%%
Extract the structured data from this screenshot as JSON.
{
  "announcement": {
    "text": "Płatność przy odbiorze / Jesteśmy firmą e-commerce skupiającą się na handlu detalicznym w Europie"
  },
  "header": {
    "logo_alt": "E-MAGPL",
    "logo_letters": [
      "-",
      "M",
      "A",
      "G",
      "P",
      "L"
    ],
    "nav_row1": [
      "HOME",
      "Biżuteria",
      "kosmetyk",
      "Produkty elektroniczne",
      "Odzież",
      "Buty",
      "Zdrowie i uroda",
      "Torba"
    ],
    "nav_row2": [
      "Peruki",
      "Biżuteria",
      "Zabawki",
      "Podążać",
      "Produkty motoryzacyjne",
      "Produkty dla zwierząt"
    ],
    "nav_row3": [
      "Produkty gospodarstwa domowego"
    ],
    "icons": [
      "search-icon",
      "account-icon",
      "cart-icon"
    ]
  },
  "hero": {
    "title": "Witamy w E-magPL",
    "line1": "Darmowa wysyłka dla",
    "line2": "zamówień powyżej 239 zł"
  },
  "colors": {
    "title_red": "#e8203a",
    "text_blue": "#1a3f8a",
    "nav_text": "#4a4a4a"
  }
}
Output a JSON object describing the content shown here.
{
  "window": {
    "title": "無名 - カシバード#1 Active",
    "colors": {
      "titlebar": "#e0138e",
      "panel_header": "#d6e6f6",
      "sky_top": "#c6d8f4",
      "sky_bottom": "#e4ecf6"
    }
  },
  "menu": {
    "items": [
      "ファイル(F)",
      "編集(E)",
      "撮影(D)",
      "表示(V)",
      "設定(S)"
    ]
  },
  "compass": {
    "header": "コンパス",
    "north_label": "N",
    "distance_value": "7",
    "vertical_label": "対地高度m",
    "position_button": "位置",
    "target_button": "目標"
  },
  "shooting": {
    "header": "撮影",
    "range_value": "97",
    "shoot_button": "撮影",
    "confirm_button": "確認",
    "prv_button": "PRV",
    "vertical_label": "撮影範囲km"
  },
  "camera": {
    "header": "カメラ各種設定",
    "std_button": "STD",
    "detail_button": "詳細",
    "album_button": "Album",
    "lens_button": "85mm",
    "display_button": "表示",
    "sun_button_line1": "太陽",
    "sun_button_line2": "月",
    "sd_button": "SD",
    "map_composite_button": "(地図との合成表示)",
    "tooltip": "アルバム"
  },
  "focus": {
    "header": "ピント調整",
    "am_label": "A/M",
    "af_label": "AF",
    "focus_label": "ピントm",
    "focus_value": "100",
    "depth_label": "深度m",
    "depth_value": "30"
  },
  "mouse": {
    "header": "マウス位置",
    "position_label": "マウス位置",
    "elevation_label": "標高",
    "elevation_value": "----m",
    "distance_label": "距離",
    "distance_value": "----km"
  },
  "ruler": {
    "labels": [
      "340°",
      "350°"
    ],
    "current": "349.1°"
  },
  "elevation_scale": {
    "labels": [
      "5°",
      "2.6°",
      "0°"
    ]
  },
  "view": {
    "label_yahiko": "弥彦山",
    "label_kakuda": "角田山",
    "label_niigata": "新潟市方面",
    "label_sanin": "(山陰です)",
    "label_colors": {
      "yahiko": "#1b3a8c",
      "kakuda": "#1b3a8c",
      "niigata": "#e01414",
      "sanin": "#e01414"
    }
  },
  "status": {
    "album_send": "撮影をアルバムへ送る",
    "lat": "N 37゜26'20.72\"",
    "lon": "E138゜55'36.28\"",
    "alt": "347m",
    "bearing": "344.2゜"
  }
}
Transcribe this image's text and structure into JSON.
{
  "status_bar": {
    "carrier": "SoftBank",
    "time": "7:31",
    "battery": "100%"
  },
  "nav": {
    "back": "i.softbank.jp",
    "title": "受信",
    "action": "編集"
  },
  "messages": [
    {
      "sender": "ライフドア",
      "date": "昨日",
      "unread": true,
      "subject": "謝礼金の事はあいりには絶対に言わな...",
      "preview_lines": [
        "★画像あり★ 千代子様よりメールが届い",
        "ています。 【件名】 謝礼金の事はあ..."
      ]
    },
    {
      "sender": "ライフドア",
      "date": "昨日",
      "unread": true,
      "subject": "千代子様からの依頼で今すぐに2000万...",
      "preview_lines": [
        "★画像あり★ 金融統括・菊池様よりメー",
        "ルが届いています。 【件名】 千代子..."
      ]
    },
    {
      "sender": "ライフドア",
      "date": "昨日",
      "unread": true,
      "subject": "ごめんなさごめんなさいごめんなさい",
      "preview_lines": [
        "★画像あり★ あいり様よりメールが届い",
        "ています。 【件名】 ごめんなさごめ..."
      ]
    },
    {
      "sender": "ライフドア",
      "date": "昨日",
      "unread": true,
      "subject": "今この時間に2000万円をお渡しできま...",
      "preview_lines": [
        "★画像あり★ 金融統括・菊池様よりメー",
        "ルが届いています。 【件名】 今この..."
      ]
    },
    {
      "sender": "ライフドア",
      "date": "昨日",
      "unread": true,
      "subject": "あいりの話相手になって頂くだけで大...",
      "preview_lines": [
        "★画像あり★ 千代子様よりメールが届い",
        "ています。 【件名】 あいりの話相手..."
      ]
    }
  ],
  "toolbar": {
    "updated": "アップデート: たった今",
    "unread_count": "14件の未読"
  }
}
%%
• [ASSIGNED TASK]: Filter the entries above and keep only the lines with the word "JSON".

• [EXERCISE RESPONSE]:
Extract the structured data from this screenshot as JSON.
Output a JSON object describing the content shown here.
Transcribe this image's text and structure into JSON.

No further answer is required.